Copy out all the lines in the records that include the word "JSON".

= = =

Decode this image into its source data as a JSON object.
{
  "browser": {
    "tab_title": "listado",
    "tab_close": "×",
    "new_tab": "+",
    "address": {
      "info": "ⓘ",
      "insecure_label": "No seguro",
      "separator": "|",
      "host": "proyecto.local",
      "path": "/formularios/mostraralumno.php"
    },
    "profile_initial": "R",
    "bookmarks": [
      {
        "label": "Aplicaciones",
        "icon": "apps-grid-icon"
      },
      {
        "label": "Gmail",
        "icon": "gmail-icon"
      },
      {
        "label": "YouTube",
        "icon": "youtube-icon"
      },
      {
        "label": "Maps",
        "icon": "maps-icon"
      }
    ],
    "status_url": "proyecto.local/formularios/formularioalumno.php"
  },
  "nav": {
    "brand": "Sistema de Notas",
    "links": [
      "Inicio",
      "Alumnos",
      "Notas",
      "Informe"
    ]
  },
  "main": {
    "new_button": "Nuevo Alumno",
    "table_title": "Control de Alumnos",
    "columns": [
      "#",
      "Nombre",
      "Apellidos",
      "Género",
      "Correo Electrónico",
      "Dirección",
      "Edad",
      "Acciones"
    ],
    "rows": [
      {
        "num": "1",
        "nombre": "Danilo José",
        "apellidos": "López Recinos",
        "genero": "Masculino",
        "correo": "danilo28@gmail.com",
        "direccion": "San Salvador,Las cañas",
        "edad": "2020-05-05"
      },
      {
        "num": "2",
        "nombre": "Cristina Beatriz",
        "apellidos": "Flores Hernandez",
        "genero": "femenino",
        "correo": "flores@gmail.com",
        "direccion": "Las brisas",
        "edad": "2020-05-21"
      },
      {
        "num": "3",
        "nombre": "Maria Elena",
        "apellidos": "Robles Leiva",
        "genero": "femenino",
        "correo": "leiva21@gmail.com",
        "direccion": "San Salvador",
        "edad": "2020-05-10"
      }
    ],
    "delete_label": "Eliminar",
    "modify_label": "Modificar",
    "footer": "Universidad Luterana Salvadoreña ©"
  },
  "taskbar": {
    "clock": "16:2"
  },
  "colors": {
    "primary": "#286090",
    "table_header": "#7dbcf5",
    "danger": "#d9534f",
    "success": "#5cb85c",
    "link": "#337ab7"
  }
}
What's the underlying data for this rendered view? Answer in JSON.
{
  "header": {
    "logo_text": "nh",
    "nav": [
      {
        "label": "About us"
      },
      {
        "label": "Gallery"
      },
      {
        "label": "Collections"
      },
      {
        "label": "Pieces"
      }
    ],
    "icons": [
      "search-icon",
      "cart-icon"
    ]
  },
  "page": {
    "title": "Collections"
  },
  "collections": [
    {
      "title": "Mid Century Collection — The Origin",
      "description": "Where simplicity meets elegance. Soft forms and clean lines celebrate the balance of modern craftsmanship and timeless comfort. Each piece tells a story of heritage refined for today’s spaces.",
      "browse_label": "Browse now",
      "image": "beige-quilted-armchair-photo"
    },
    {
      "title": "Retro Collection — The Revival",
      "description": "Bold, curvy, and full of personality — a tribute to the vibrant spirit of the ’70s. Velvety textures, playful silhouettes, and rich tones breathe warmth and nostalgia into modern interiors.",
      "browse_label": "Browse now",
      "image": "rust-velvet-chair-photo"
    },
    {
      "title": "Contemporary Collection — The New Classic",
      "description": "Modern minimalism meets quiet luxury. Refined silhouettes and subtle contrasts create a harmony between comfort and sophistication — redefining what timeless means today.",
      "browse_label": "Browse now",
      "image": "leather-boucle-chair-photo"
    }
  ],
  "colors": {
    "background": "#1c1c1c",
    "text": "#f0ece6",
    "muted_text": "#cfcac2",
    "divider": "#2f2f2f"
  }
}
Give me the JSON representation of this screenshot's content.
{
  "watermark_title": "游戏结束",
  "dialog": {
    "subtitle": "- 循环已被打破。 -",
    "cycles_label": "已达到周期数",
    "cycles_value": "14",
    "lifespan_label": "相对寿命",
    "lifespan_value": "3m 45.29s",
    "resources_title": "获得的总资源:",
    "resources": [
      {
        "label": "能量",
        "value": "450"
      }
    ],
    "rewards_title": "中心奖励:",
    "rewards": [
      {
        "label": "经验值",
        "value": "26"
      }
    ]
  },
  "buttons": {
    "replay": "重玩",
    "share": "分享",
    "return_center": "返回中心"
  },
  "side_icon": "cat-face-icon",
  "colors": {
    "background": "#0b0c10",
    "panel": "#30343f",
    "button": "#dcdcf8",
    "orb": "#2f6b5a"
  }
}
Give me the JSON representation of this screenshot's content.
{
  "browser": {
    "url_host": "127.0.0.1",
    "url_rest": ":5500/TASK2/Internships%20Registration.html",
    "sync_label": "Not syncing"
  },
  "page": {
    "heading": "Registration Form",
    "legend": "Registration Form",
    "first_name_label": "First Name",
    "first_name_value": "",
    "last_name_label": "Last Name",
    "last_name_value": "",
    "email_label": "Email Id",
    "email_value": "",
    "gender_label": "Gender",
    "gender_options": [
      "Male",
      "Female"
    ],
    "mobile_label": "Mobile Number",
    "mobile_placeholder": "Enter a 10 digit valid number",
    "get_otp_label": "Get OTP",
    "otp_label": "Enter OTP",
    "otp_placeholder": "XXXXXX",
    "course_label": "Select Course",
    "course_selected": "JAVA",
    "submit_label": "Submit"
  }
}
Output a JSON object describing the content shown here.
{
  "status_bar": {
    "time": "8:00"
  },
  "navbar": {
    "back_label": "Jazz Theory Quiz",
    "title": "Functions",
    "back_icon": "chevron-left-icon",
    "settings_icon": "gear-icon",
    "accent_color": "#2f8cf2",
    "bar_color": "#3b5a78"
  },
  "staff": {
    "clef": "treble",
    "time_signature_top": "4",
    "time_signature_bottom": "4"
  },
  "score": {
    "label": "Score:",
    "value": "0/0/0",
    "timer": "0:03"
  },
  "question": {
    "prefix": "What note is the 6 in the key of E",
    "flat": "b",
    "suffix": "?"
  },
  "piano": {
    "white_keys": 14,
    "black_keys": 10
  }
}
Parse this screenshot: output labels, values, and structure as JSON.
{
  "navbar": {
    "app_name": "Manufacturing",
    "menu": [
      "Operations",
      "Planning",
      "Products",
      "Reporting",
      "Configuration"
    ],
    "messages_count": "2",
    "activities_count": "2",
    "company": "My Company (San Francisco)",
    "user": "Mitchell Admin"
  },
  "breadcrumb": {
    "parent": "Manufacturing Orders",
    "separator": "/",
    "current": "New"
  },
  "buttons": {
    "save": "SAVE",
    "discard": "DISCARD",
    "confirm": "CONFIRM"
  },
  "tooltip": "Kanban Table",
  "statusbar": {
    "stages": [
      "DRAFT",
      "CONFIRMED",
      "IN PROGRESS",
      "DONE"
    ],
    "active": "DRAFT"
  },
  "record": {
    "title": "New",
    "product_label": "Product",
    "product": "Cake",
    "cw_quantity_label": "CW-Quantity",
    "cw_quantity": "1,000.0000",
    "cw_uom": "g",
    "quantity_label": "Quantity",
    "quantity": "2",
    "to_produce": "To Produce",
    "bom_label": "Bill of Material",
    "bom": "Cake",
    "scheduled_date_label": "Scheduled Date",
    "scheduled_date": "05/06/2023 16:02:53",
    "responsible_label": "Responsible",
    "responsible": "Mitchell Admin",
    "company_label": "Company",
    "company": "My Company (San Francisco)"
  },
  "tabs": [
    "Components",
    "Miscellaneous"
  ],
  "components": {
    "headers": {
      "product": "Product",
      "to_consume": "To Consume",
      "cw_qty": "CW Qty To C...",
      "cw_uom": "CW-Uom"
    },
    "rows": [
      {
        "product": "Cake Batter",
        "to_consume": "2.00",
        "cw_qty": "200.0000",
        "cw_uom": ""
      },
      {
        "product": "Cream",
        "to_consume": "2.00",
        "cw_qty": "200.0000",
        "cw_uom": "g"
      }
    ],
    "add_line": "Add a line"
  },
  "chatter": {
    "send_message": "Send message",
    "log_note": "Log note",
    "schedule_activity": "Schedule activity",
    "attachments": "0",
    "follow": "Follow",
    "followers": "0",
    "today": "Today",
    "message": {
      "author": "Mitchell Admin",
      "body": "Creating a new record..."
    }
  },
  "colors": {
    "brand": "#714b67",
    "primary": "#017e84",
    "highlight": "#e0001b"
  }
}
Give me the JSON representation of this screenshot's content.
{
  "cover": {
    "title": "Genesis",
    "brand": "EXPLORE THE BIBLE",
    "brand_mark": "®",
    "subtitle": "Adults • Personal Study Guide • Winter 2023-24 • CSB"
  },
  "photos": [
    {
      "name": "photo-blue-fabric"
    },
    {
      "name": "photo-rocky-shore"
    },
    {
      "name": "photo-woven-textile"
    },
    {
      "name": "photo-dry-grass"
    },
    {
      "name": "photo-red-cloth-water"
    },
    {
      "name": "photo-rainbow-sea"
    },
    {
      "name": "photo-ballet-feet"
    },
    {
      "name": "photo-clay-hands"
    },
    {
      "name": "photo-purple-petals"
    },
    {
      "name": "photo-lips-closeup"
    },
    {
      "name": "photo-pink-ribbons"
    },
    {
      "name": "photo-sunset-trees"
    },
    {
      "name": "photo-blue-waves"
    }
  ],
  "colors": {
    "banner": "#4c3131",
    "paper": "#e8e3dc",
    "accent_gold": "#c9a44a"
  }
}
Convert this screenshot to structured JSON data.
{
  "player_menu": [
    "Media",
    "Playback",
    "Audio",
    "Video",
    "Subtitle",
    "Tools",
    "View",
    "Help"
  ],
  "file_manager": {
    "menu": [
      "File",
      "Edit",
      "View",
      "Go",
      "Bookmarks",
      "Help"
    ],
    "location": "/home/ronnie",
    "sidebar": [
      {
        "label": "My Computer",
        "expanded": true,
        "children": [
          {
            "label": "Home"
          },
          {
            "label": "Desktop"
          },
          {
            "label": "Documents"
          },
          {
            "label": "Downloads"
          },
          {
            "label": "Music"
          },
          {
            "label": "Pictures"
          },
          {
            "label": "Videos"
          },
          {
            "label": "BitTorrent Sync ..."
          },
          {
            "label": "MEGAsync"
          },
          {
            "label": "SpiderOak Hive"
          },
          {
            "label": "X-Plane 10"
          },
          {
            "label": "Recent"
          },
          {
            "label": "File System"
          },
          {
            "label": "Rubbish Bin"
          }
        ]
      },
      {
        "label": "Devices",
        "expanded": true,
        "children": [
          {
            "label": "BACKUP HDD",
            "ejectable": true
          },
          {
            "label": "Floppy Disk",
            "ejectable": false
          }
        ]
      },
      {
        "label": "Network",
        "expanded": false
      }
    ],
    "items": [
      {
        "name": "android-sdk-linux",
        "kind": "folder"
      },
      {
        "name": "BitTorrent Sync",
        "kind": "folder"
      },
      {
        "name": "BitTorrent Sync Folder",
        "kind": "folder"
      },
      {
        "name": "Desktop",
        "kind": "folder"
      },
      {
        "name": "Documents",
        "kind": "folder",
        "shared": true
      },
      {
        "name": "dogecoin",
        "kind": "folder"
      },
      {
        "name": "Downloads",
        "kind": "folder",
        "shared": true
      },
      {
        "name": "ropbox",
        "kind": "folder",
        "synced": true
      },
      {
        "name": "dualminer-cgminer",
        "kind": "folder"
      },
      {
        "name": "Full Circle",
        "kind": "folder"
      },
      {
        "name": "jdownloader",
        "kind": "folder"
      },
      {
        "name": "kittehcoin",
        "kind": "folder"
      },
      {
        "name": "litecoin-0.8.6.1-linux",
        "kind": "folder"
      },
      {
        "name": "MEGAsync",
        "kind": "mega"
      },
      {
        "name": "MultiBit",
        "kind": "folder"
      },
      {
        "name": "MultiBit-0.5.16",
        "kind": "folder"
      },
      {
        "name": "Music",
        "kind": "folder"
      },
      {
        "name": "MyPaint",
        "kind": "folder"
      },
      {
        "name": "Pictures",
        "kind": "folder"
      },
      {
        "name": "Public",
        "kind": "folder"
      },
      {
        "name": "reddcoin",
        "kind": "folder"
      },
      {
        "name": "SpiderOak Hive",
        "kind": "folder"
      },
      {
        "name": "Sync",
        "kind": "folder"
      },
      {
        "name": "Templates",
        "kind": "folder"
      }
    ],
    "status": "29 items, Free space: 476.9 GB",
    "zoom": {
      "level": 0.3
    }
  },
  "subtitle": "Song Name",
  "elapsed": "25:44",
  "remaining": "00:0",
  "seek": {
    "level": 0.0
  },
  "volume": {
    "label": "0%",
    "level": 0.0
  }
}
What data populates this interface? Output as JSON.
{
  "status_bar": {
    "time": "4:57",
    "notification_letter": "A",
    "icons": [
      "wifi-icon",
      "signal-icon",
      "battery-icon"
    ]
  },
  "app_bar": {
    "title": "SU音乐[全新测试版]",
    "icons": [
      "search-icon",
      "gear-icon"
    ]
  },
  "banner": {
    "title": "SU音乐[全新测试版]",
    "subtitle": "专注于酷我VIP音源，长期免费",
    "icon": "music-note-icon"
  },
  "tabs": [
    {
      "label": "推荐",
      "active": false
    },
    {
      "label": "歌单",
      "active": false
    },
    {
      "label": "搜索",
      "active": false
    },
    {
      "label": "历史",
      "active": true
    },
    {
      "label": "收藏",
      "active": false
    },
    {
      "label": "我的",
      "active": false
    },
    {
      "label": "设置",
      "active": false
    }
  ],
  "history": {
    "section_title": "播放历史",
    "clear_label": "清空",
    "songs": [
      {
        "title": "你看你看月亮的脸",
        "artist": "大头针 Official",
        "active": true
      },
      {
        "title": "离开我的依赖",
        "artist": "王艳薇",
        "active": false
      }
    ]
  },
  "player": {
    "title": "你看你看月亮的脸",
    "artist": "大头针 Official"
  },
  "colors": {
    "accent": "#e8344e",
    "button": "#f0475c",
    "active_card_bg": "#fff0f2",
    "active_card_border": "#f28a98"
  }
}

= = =

## EXERCISE SOLUTION
Decode this image into its source data as a JSON object.
What's the underlying data for this rendered view? Answer in JSON.
Give me the JSON representation of this screenshot's content.
Give me the JSON representation of this screenshot's content.
Output a JSON object describing the content shown here.
Parse this screenshot: output labels, values, and structure as JSON.
Give me the JSON representation of this screenshot's content.
Convert this screenshot to structured JSON data.
What data populates this interface? Output as JSON.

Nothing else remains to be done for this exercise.